The final installment of the HBO Series The Last of Us aired last night. Recall this series is based on a video game of the same name. There are two primary characters: Joel, the protector, and Ellie, the 14 year old allegedly immune to the fungus turning people into zombies. They’d spent eight previous episodes enduring all manner of misery in order to reach Salt Lake City and the ‘fireflies’ who can use something in Ellie to create a vaccine. At least that was the story they believed.
But alas, that wasn’t the entire story. For humanity to live, Ellie must die – via brain surgery. Oh, and there are no guarantees that this can save humanity. “The Surgeon thinks” this might work. Well, that’s not good enough for Joel the protector. He says ‘no dice’, then proceeds to shoot everyone who stands between him and Ellie, his substitute daughter. Perfectly logical reaction, right?
OK, first the overtones. Salt Lake City – Mormon Central, that sect not known for lionizing women. Ellie, the Christ-like sacrificial lamb. Not a 33 year old Nazarene this time: a 14 year old girl is the savior of humanity. Through flashback, we get a glimpse of why Ellie is immune. Just after her birth, Ellie’s mother is bitten by a zombie. She cuts the umbilical cord and the idea is the fungus is in the newborn’s brain, and somehow that makes her ‘one of them’ without being ‘one of them’. Yeah, whatever.
The NY Times reviewer for this episode included a link to a review of the video game from ten years ago. A guy named Chris Suellentrop wrote about its shortcomings and the industry as a whole back then. Apparently it was difficult for the player to assume the role of Ellie for much of The Last of Us. Another link to a 2014 review suggests that episode 7 of the HBO series was a subsequent, separate game. Finally, the review of The Last of Us Part II makes it clear that the HBO series ends with that game’s beginning. Before Joel dies. At the hands of a vengeful woman called Abby. But undoubtedly that’s the stuff of the second series which HBO has already approved.
There is so much to be said about it all, but the episode that really got me wasn’t this final one, it was its predecessor, Episode 8. That was the first time we saw Ellie as something very different: a killer. She was a kid before meeting a cult-like leader who also happened to rationalize and indulge in cannibalism. Normal kind of behavior right? It was inevitable in this landscape. That changed her virtually overnight; she effectively grew up because of her exposure to this man and his followers. Sounds very similar to my plot in the first five books of Suffer the Children. But oh man was I ever naïve in writing that series. There’s this whole world out there – the video game world, its players, reviewers – a virtual industry previously unknown to me. It pushes the limits of everything that is terrifying and hopeless. I’m not entire sure I want to know more about it. Emily and I discussed what I perceive to be a nihilistic bent for her generation. But when we watched Episode 9 together, even she said it was, in her words, ‘really dark’. These are, indeed, times of transition for all of us. We should all just hold onto our hats..it’s gonna be a bumpy ride.

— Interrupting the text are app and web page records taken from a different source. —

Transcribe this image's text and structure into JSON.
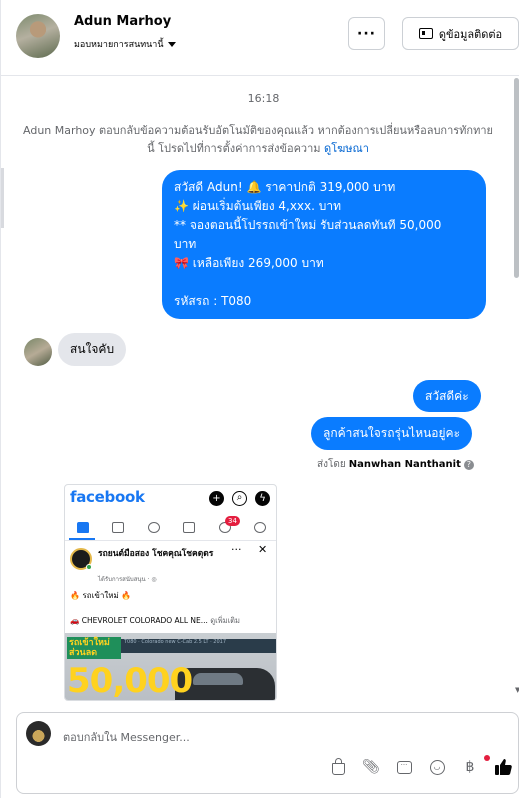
{
  "header": {
    "name": "Adun Marhoy",
    "assign_label": "มอบหมายการสนทนานี้",
    "more_label": "···",
    "contact_label": "ดูข้อมูลติดต่อ"
  },
  "thread": {
    "time": "16:18",
    "notice_text": "Adun Marhoy ตอบกลับข้อความต้อนรับอัตโนมัติของคุณแล้ว หากต้องการเปลี่ยนหรือลบการทักทายนี้ โปรดไปที่การตั้งค่าการส่งข้อความ",
    "notice_link": "ดูโฆษณา",
    "auto_message": {
      "line1": "สวัสดี Adun! 🔔  ราคาปกติ  319,000 บาท",
      "line2": "✨  ผ่อนเริ่มต้นเพียง 4,xxx. บาท",
      "line3": "** จองตอนนี้โปรรถเข้าใหม่ รับส่วนลดทันที 50,000",
      "line4": "บาท",
      "line5": "🎀  เหลือเพียง 269,000 บาท",
      "line6": "",
      "line7": "รหัสรถ : T080"
    },
    "incoming": "สนใจคับ",
    "outgoing_1": "สวัสดีค่ะ",
    "outgoing_2": "ลูกค้าสนใจรถรุ่นไหนอยู่คะ",
    "sent_by_prefix": "ส่งโดย",
    "sent_by_name": "Nanwhan Nanthanit",
    "help_icon": "?"
  },
  "shared_post": {
    "app_name": "facebook",
    "notif_count": "34",
    "page_name": "รถยนต์มือสอง โชคคุณโชคดุดร",
    "page_meta": "ได้รับการสนับสนุน · ◎",
    "line1": "🔥 รถเข้าใหม่ 🔥",
    "line2": "🚗  CHEVROLET COLORADO ALL NE...",
    "line2_more": "ดูเพิ่มเติม",
    "banner_text": "รถเข้าใหม่ ส่วนลด",
    "strip_text": "T080 · Colorado new C-Cab 2.5 LT · 2017",
    "big_text": "50,000"
  },
  "composer": {
    "placeholder": "ตอบกลับใน Messenger..."
  },
  "icons": {
    "more": "more-dots-icon",
    "contact": "contact-card-icon",
    "baht": "฿",
    "thumb": "thumbs-up-icon"
  },
  "colors": {
    "brand_blue": "#0a7cff",
    "fb_blue": "#1877f2",
    "link": "#0064d1"
  }
}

New topic: the recent failure of several banks, some affiliated with crypto, others primary money suppliers to startups. All ‘iffy’ banks. Silicon Valley (SVB) and Signature Bank both went under in the last few days, the result of bad managerial anticipation of the impact of interest rate hikes and skittish depositors. Over the weekend, the Fed tried to find a buyer for SVB with only partial success. The answer? Make all depositors whole, using an alleged ‘one year’ loan to staunch the outflow of cash. Will that be sufficient? According to Marketwatch, there are nine other ‘iffy’ banks out there. If you were a depositor at any one of those, would you leave your money in? Not likely. There will undoubtedly be more fallout to come. Stay tuned, and I’ll write more as it manifests itself.
It’s a fascinating world we live in, eh? Tomorrow we’ll talk about the Saudis making nice with the Iranians and what MBS wants from the US in exchange for God knows what. Can you say nook you lar? George W. Bush did, once upon a time. Later!